Only the text should come through, so restate the listing exactly and drop its images.

**Supplied data**.
((

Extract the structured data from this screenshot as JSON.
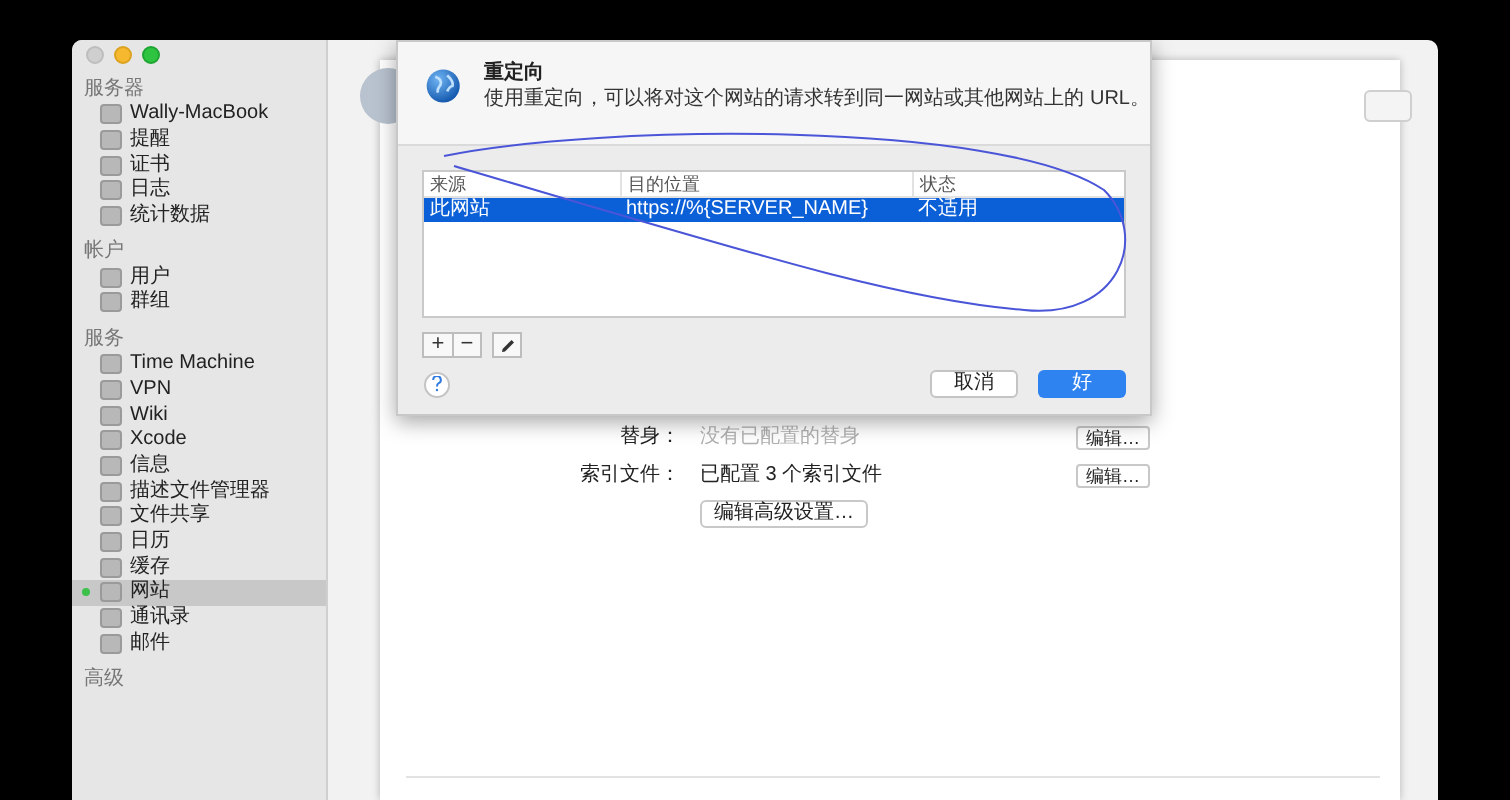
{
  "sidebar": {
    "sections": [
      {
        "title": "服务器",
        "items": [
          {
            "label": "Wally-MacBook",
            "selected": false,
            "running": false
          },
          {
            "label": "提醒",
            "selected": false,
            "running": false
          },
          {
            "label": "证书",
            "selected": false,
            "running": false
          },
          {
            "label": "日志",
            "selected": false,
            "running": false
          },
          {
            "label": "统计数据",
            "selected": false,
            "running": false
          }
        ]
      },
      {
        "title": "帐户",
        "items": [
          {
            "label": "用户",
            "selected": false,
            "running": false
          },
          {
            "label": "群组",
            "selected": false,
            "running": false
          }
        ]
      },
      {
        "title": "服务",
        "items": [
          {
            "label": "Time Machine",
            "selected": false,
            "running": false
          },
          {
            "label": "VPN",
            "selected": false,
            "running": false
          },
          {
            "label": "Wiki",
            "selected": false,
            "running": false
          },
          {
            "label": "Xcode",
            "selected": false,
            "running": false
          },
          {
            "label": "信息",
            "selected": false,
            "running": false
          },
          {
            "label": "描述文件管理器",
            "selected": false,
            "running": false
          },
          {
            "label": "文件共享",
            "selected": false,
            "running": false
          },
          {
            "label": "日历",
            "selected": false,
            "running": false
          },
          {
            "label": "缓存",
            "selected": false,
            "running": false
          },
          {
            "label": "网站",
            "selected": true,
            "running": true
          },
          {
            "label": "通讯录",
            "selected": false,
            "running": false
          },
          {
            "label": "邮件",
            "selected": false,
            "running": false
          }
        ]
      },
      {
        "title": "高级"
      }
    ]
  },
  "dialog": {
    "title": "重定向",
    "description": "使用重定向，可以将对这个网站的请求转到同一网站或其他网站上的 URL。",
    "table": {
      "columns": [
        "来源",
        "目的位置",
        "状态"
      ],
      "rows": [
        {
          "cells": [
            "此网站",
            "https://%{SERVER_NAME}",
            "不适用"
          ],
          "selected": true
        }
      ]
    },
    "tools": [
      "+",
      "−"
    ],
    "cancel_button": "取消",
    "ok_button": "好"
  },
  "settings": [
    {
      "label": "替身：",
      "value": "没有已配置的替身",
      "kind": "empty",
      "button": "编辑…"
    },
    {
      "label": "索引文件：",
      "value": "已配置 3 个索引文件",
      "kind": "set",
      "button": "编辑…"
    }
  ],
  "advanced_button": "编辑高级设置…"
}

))

**Solution to this problem**.
Extract the structured data from this screenshot as JSON.
{
  "sidebar": {
    "sections": [
      {
        "title": "服务器",
        "items": [
          {
            "label": "Wally-MacBook",
            "selected": false,
            "running": false
          },
          {
            "label": "提醒",
            "selected": false,
            "running": false
          },
          {
            "label": "证书",
            "selected": false,
            "running": false
          },
          {
            "label": "日志",
            "selected": false,
            "running": false
          },
          {
            "label": "统计数据",
            "selected": false,
            "running": false
          }
        ]
      },
      {
        "title": "帐户",
        "items": [
          {
            "label": "用户",
            "selected": false,
            "running": false
          },
          {
            "label": "群组",
            "selected": false,
            "running": false
          }
        ]
      },
      {
        "title": "服务",
        "items": [
          {
            "label": "Time Machine",
            "selected": false,
            "running": false
          },
          {
            "label": "VPN",
            "selected": false,
            "running": false
          },
          {
            "label": "Wiki",
            "selected": false,
            "running": false
          },
          {
            "label": "Xcode",
            "selected": false,
            "running": false
          },
          {
            "label": "信息",
            "selected": false,
            "running": false
          },
          {
            "label": "描述文件管理器",
            "selected": false,
            "running": false
          },
          {
            "label": "文件共享",
            "selected": false,
            "running": false
          },
          {
            "label": "日历",
            "selected": false,
            "running": false
          },
          {
            "label": "缓存",
            "selected": false,
            "running": false
          },
          {
            "label": "网站",
            "selected": true,
            "running": true
          },
          {
            "label": "通讯录",
            "selected": false,
            "running": false
          },
          {
            "label": "邮件",
            "selected": false,
            "running": false
          }
        ]
      },
      {
        "title": "高级"
      }
    ]
  },
  "dialog": {
    "title": "重定向",
    "description": "使用重定向，可以将对这个网站的请求转到同一网站或其他网站上的 URL。",
    "table": {
      "columns": [
        "来源",
        "目的位置",
        "状态"
      ],
      "rows": [
        {
          "cells": [
            "此网站",
            "https://%{SERVER_NAME}",
            "不适用"
          ],
          "selected": true
        }
      ]
    },
    "tools": [
      "+",
      "−"
    ],
    "cancel_button": "取消",
    "ok_button": "好"
  },
  "settings": [
    {
      "label": "替身：",
      "value": "没有已配置的替身",
      "kind": "empty",
      "button": "编辑…"
    },
    {
      "label": "索引文件：",
      "value": "已配置 3 个索引文件",
      "kind": "set",
      "button": "编辑…"
    }
  ],
  "advanced_button": "编辑高级设置…"
}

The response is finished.